Across the entries below, work out how many lines contain "Ctrl". Respond with the number and no other text.

★ ★ ★

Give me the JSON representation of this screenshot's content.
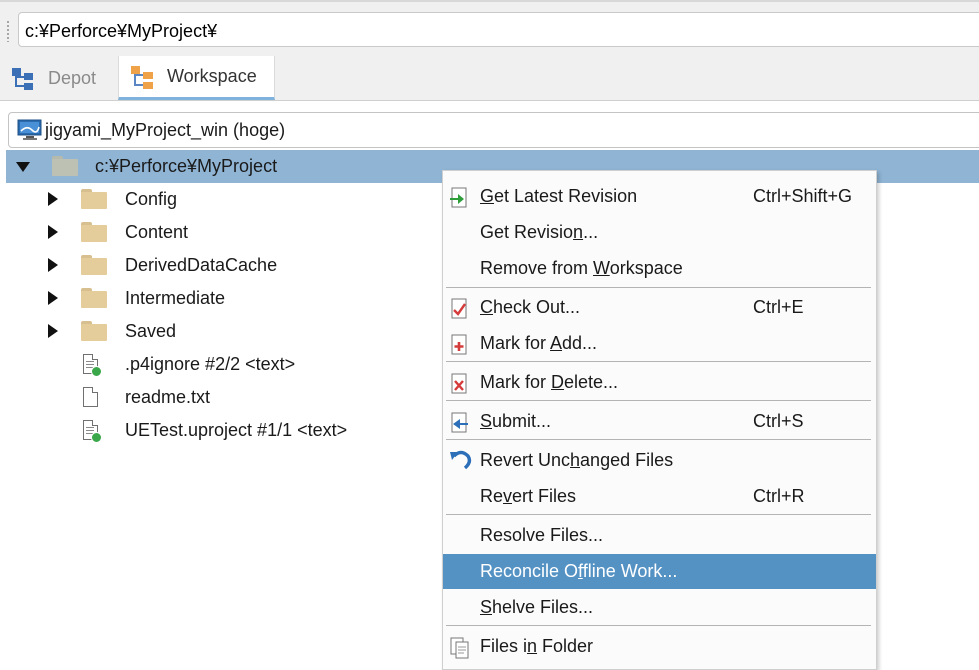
{
  "path_bar": {
    "value": "c:¥Perforce¥MyProject¥"
  },
  "tabs": [
    {
      "label": "Depot",
      "icon": "depot-tree-icon",
      "active": false
    },
    {
      "label": "Workspace",
      "icon": "workspace-tree-icon",
      "active": true
    }
  ],
  "workspace": {
    "name": "jigyami_MyProject_win (hoge)",
    "icon": "workspace-monitor-icon"
  },
  "tree": {
    "root": {
      "label": "c:¥Perforce¥MyProject",
      "expanded": true,
      "selected": true
    },
    "items": [
      {
        "label": "Config",
        "kind": "folder"
      },
      {
        "label": "Content",
        "kind": "folder"
      },
      {
        "label": "DerivedDataCache",
        "kind": "folder"
      },
      {
        "label": "Intermediate",
        "kind": "folder"
      },
      {
        "label": "Saved",
        "kind": "folder"
      },
      {
        "label": ".p4ignore #2/2 <text>",
        "kind": "file-in-depot"
      },
      {
        "label": "readme.txt",
        "kind": "file-local"
      },
      {
        "label": "UETest.uproject #1/1 <text>",
        "kind": "file-in-depot"
      }
    ]
  },
  "context_menu": {
    "highlight_color": "#5592c4",
    "items": [
      {
        "pre": "",
        "u": "G",
        "post": "et Latest Revision",
        "shortcut": "Ctrl+Shift+G",
        "icon": "get-latest-icon"
      },
      {
        "pre": "Get Revisio",
        "u": "n",
        "post": "...",
        "shortcut": "",
        "icon": ""
      },
      {
        "pre": "Remove from ",
        "u": "W",
        "post": "orkspace",
        "shortcut": "",
        "icon": ""
      },
      {
        "pre": "",
        "u": "C",
        "post": "heck Out...",
        "shortcut": "Ctrl+E",
        "icon": "check-out-icon"
      },
      {
        "pre": "Mark for ",
        "u": "A",
        "post": "dd...",
        "shortcut": "",
        "icon": "mark-for-add-icon"
      },
      {
        "pre": "Mark for ",
        "u": "D",
        "post": "elete...",
        "shortcut": "",
        "icon": "mark-for-delete-icon"
      },
      {
        "pre": "",
        "u": "S",
        "post": "ubmit...",
        "shortcut": "Ctrl+S",
        "icon": "submit-icon"
      },
      {
        "pre": "Revert Unc",
        "u": "h",
        "post": "anged Files",
        "shortcut": "",
        "icon": "revert-icon"
      },
      {
        "pre": "Re",
        "u": "v",
        "post": "ert Files",
        "shortcut": "Ctrl+R",
        "icon": ""
      },
      {
        "pre": "Resolve Files...",
        "u": "",
        "post": "",
        "shortcut": "",
        "icon": ""
      },
      {
        "pre": "Reconcile O",
        "u": "f",
        "post": "fline Work...",
        "shortcut": "",
        "icon": "",
        "highlighted": true
      },
      {
        "pre": "",
        "u": "S",
        "post": "helve Files...",
        "shortcut": "",
        "icon": ""
      },
      {
        "pre": "Files i",
        "u": "n",
        "post": " Folder",
        "shortcut": "",
        "icon": "files-in-folder-icon"
      }
    ]
  }
}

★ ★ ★

SOLUTION:
4